Shostakovich dealt with Hamlet more directly on three occasions in his music: the first was a disastrously ‘comic’ farce of the play by Akimov (1932), and the next two were collaborations with Grigori Kozintsov. Shostakovich recycled music from King Lear for the 1954 staging of Hamlet, but his music for the 1964 Kozintsov film adaptation of Hamlet is today regarded as among his best film scores. His friend Lev Atovmian arranged the film score into an eight-movement suite. The music has three themes, two masculine (Hamlet father and son) and one feminine (Ophelia). The dithering Hamlet junior is sometimes portrayed by aggressive brass, at other times by plangent woodwind. Ophelia’s theme is dance-like, fluid, and given the tone colour of the harpsichord.

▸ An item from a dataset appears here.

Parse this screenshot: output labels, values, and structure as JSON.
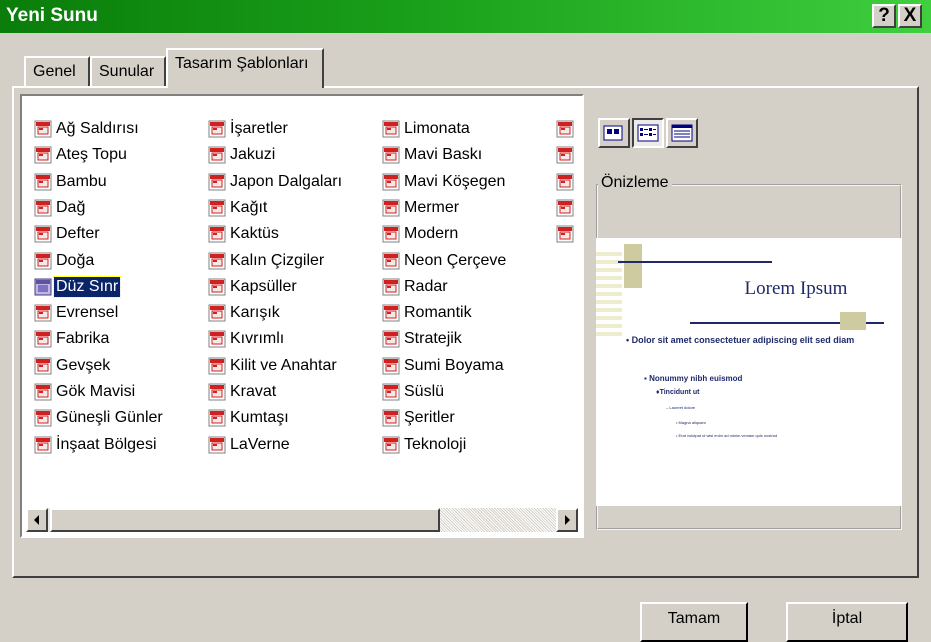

The British composer William Walton collaborated with Sir Laurence Olivier to produce three of the most highly acclaimed Shakespeare films of all time. The film Hamlet got Walton an Oscar nomination for his score, and won Olivier the award for Best Actor. Olivier wanted his production to portray a “psychological/Freudian” Hamlet, and does Walton give him that in his score! The music from the film has been adapted by Christopher Palmer into a fourteen-movement concert suite “Hamlet: A Shakespeare Scenario”. An historic recording by the Academy of St. Martin-in-the-Fields conducted by Sir Neville Marriner and with Sir John Gielgud as speaker is well worth a listen.
When it comes to film adaptations in languages other than English, Vishal Bhardwaj’s hard-hitting Haider (2014) will probably jostle for elbow room with the best of them. I’ve watched it a few times and my admiration for it keeps increasing. The translocation of the setting from the medieval kingdom of Denmark to turbulent 1990s Kashmir is a stroke of sheer genius. The casting is excellent, right down to the Salman 1 & 2 avatars of Rosencrantz and Guildenstern. But it is Tabu’s Gertrude that steals the thunder even from Shahid Kapoor’s Hamlet. The high points for me are the adapted “To be or not to be” soliloquy (“Hum hain ke hum nahin”) and the play-within-the play scene, turned into a superbly choreographed song ‘Bismil’ at the Martand Sun Temple Kashmir. Critics have faulted it for taking too many liberties with the Bard’s words or even the spirit of Hamlet. But this is artistic license, not a slavish translation, in my view. I’ve not seen Bhardwaj’s Maqbool or Omkara (his adaptations respectively of Shakespeare’s Macbeth and Othello) and this might be the perfect year to “make amends ere long”, to borrow a line from the Bard from another play.
(An edited version of this article was published on 13 March 2016 in my weekend column ‘On the Upbeat’ in the Panorama section of the Navhind Times Goa India)